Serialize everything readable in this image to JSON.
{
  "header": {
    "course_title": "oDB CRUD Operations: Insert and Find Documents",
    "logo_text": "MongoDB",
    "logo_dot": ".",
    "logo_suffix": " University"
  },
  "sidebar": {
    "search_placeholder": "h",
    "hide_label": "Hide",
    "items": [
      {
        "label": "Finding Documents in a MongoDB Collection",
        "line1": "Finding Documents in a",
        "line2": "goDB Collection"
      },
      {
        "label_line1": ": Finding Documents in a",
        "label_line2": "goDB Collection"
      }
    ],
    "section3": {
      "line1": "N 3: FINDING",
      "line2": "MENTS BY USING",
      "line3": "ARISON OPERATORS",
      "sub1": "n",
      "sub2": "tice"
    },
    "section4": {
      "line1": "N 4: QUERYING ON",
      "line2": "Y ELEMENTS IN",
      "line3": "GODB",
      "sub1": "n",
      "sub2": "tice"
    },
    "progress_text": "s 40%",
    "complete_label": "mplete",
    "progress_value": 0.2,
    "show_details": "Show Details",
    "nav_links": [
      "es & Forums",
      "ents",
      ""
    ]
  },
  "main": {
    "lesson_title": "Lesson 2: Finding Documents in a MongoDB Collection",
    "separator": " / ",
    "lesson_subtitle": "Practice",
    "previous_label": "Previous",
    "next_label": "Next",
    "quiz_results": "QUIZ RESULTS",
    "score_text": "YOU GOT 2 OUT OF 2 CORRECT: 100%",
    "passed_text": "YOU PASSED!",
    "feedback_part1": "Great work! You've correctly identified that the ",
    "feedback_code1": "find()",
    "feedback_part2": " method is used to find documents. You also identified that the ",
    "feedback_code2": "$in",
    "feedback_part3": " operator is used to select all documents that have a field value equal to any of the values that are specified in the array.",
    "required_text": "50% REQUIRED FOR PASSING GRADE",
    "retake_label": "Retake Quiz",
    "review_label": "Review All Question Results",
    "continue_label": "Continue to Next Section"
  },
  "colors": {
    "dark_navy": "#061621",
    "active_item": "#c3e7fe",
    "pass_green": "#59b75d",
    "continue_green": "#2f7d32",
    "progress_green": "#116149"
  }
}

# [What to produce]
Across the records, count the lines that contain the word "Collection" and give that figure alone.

# [Answer to this task]
4